(Try it):
Search the listing for the word "label". Copy every line where it is found.

(Supplied entries):
───
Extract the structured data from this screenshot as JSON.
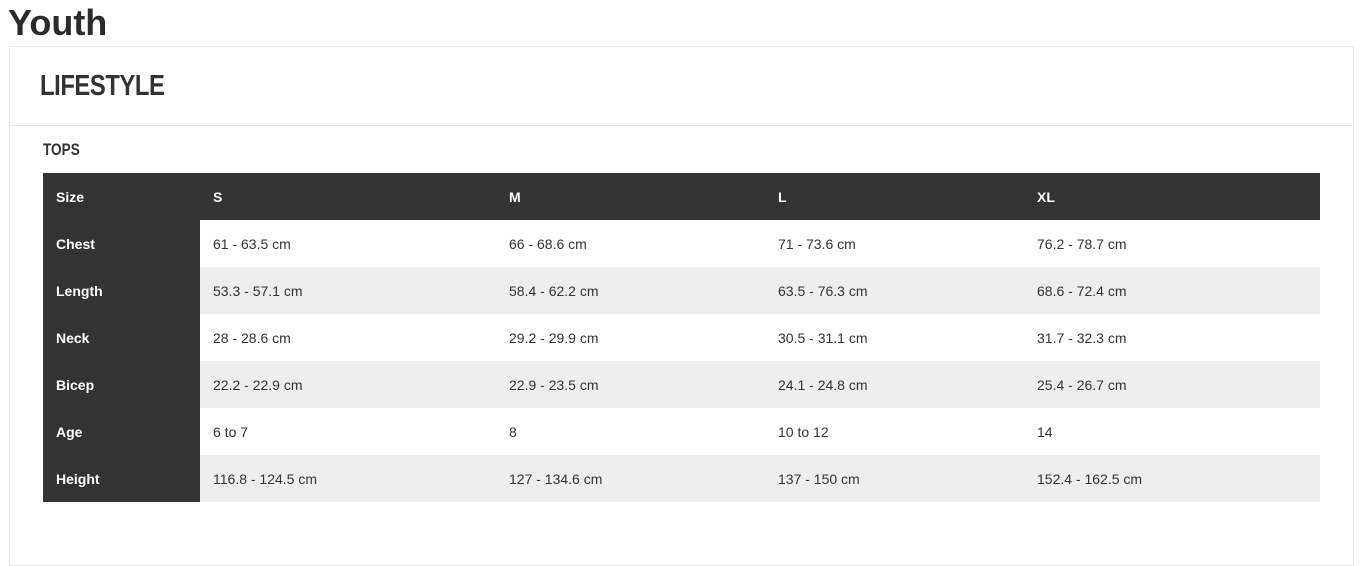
{
  "page": {
    "heading": "Youth"
  },
  "card": {
    "category": "LIFESTYLE",
    "section": "TOPS"
  },
  "colors": {
    "header_bg": "#333333",
    "header_text": "#ffffff",
    "stripe_bg": "#eeeeee",
    "text": "#333333"
  },
  "table": {
    "columns": [
      "Size",
      "S",
      "M",
      "L",
      "XL"
    ],
    "rows": [
      {
        "label": "Chest",
        "values": [
          "61 - 63.5 cm",
          "66 - 68.6 cm",
          "71 - 73.6 cm",
          "76.2 - 78.7 cm"
        ]
      },
      {
        "label": "Length",
        "values": [
          "53.3 - 57.1 cm",
          "58.4 - 62.2 cm",
          "63.5 - 76.3 cm",
          "68.6 - 72.4 cm"
        ]
      },
      {
        "label": "Neck",
        "values": [
          "28 - 28.6 cm",
          "29.2 - 29.9 cm",
          "30.5 - 31.1 cm",
          "31.7 - 32.3 cm"
        ]
      },
      {
        "label": "Bicep",
        "values": [
          "22.2 - 22.9 cm",
          "22.9 - 23.5 cm",
          "24.1 - 24.8 cm",
          "25.4 - 26.7 cm"
        ]
      },
      {
        "label": "Age",
        "values": [
          "6 to 7",
          "8",
          "10 to 12",
          "14"
        ]
      },
      {
        "label": "Height",
        "values": [
          "116.8 - 124.5 cm",
          "127 - 134.6 cm",
          "137 - 150 cm",
          "152.4 - 162.5 cm"
        ]
      }
    ]
  }
}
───
(Your response):
        "label": "Chest",
        "label": "Length",
        "label": "Neck",
        "label": "Bicep",
        "label": "Age",
        "label": "Height",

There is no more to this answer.